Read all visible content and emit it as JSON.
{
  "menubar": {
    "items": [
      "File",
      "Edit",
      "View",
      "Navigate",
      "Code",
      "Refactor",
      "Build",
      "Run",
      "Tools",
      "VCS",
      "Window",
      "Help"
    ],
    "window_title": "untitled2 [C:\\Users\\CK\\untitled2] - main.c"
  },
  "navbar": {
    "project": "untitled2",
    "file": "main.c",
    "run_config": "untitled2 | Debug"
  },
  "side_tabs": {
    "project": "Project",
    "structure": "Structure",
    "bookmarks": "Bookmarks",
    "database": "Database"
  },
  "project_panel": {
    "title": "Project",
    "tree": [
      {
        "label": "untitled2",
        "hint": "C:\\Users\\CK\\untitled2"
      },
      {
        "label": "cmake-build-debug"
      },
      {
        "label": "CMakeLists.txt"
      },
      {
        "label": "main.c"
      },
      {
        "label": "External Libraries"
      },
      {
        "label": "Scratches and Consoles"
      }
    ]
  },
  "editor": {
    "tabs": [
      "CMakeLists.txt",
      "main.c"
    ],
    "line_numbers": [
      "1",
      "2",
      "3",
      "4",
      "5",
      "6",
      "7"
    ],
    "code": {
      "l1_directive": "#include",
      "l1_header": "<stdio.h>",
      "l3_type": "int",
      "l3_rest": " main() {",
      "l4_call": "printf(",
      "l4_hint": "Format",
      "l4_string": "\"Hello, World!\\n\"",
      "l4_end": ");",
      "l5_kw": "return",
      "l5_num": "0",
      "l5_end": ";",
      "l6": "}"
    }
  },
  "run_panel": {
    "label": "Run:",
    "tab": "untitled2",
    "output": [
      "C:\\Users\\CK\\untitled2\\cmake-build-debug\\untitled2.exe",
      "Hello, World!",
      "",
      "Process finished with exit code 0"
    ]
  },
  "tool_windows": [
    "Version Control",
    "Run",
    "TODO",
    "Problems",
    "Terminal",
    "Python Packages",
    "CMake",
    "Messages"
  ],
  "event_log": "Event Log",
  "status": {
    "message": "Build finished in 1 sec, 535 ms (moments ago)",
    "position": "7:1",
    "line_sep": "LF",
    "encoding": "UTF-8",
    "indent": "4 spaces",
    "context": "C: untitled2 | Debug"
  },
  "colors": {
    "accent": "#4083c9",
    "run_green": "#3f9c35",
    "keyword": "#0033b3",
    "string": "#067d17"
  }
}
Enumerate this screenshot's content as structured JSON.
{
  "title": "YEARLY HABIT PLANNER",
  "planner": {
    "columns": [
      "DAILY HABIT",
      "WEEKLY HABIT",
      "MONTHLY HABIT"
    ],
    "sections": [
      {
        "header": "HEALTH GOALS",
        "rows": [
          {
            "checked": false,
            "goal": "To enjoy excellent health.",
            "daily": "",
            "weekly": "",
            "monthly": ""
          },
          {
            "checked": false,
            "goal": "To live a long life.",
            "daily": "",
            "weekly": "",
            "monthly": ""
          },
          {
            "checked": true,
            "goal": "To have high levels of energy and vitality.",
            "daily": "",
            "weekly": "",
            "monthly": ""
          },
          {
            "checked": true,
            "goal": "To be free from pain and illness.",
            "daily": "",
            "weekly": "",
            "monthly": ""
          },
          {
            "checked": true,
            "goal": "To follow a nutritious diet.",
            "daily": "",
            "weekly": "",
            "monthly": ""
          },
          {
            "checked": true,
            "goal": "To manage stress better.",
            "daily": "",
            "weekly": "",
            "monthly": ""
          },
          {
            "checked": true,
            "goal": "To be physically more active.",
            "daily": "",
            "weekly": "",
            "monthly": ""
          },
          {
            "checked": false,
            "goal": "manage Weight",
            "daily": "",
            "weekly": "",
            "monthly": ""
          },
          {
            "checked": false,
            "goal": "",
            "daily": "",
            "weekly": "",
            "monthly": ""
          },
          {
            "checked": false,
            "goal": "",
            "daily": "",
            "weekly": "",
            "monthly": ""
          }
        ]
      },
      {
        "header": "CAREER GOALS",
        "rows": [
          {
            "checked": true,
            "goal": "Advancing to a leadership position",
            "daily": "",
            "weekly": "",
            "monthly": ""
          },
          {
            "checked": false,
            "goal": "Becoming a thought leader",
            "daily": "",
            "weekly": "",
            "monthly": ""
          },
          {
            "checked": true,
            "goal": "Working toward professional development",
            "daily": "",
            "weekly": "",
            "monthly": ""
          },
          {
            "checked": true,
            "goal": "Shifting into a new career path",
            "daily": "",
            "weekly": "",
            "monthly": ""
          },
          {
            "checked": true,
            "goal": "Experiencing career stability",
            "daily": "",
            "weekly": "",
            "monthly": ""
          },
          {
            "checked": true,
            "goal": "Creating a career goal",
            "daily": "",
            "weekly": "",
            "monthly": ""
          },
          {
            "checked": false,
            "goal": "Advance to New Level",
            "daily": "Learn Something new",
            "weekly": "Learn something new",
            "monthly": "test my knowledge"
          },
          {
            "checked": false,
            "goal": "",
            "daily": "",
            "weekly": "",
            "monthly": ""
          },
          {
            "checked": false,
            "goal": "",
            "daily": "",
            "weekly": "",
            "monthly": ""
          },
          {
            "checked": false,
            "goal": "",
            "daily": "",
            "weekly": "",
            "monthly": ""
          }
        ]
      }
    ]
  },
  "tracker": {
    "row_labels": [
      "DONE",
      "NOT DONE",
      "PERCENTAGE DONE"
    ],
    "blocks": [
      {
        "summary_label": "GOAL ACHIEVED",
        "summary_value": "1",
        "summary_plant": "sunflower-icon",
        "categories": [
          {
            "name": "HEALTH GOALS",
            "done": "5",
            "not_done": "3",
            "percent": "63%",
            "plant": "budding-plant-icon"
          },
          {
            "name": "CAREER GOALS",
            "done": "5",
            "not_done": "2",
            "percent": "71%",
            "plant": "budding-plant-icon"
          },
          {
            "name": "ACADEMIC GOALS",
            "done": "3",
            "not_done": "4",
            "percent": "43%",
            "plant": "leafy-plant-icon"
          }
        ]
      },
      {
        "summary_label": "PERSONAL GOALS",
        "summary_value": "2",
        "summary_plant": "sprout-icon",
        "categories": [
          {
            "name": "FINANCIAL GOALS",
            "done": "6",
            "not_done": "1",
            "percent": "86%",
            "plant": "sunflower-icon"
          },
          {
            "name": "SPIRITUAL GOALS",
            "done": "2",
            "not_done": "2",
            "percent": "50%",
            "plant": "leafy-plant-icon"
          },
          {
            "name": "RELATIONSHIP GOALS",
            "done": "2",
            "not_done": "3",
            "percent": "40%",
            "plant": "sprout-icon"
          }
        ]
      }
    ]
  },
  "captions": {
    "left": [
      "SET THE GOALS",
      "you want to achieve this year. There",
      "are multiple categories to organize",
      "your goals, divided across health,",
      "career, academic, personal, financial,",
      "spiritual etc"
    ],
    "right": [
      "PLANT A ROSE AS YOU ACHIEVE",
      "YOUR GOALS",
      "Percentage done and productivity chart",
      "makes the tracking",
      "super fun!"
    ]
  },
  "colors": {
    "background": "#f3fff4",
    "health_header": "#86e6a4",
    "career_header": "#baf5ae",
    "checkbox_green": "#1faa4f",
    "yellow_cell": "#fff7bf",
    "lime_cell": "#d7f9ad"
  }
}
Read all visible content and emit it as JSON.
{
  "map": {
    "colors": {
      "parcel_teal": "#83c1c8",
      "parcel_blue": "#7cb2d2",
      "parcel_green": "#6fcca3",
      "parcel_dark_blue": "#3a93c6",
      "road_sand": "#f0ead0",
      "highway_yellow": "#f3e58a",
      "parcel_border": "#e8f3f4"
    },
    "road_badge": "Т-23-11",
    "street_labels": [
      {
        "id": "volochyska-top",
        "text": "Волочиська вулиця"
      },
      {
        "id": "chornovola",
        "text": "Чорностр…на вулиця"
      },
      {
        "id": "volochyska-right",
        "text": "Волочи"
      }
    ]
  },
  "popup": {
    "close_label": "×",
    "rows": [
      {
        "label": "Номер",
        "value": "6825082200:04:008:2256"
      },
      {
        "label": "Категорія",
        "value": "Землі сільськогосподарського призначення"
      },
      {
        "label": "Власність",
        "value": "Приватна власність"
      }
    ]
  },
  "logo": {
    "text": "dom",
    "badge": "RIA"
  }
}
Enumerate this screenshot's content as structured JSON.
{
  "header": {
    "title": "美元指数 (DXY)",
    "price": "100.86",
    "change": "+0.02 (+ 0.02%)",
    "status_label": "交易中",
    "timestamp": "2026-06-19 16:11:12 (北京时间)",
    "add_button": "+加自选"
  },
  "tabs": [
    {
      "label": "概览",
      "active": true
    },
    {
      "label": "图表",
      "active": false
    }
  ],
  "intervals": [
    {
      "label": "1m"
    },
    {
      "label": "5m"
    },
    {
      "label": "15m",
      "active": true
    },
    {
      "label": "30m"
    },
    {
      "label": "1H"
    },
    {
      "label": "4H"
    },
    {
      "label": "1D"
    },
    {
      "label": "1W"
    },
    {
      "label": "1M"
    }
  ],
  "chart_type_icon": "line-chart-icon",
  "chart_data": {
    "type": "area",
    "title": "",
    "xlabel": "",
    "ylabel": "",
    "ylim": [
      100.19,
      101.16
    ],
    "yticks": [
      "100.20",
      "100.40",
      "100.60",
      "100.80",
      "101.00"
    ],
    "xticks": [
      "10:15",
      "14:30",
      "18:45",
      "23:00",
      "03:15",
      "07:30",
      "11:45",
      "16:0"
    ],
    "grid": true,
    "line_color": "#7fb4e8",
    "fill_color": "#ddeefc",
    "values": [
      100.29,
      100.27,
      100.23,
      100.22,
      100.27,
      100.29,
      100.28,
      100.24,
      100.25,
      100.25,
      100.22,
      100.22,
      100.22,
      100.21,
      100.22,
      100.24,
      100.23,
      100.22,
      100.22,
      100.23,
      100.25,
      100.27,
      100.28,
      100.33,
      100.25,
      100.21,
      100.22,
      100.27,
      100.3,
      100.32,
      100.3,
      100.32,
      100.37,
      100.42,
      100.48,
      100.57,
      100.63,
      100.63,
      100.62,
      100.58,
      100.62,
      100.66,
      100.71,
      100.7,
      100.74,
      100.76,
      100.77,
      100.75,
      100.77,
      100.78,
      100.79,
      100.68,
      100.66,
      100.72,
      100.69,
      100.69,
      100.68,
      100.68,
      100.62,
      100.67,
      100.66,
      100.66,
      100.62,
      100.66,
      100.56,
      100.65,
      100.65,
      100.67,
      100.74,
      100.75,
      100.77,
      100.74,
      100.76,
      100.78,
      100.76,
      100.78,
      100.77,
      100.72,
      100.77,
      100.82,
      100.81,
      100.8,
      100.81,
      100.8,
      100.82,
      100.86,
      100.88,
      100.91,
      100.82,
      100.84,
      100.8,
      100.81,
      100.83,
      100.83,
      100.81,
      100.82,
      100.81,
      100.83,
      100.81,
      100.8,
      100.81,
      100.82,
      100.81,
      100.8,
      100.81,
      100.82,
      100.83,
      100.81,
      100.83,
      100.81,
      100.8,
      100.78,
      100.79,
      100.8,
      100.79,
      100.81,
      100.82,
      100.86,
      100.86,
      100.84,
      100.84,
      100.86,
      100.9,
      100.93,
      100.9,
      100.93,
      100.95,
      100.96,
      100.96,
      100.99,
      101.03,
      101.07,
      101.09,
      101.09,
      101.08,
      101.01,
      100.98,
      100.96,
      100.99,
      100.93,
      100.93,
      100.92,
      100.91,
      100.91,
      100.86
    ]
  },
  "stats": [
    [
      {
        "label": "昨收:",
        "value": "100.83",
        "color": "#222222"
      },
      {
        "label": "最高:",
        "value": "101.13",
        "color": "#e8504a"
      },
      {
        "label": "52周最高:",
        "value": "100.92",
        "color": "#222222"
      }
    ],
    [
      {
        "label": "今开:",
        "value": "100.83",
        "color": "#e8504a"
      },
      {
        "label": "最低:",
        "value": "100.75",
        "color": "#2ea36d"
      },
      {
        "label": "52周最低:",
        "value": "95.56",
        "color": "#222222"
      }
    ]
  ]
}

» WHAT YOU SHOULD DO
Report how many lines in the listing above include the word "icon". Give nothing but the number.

» ANSWER SPACE
9